It lacks the flip-and-pivot LCD screen of the , but in other respects the Coolpix P7000 is the spitting image of the G12. Both offer a flash-supporting hot shoe, a battery-saving optical viewfinder, an electronic level dubbed the 'Virtual Horizon', a lens with 28mm wide-angle coverage and F2.8 maximum aperture; the Nikon's bulky body is a hair slimmer and lighter than the Canon's.
The P7000 holds an edge in optical oomph over the PowerShot G12: Its 7.1X optical zoom lens gives it the highest zoom range of any camera in this roundup, stretching from 28mm to 200mm. The Coolpix P7000 also has a superior optical viewfinder; the zoom lens never creeps into your wide-angle view, as happens with the G12's optical viewfinder.
The 17 buttons on the Coolpix P7000 provide some amazingly quick shortcuts to the camera's manual controls. Among them are a one-touch toggle right next to the shutter button for aperture priority and shutter priority, a thumb-operated automatic exposure lock and automatic focus lock button; a custom mode wheel that lets you jump quickly between aperture, shutter, and white-balance bracketing modes, ISO settings, image resolution settings, and on-screen histograms; and a mode dial with three user-defined custom presets. The P7000 takes great photos in Auto mode, but you'll get a lot more out of this camera by diving into its manual settings.

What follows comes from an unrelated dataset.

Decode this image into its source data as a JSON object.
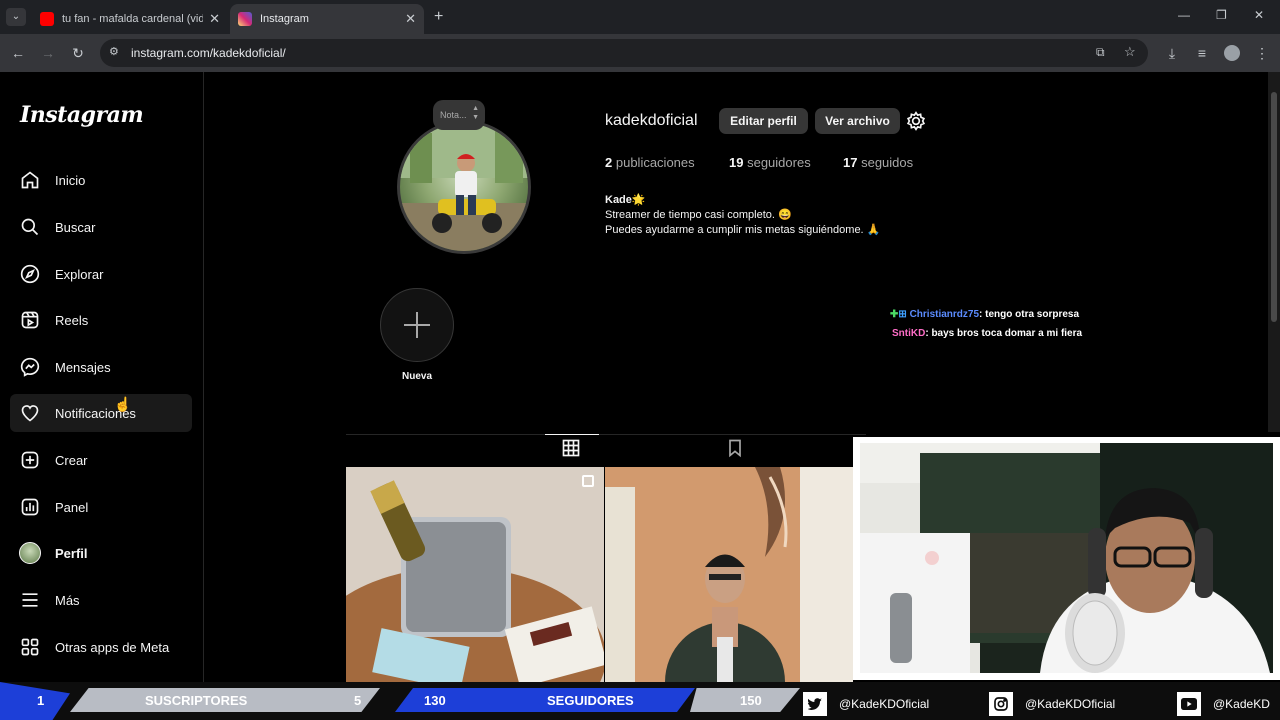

In PCWorld Labs' subjective testing of a group of for image and video quality, the P7000 finished a close second to the PowerShot G12, with an overall performance mark of superior. The images it snapped were the sharpest ones we saw from any camera in the bunch, and its scores for exposure quality and color accuracy were only a shade behind those of the G12. On the other hand, if you plan to shoot a lot of video, you'll be better off with a different camera: The Coolpix P7000 finished next-to-last in our subjective tests for video quality, and its 720p footage (at /24 frames per second) outscored only the standard-definition-shooting in our tests. The Nikon camera's battery life is good, with a CIPA rating of 350 shots per charge with the LCD turned on.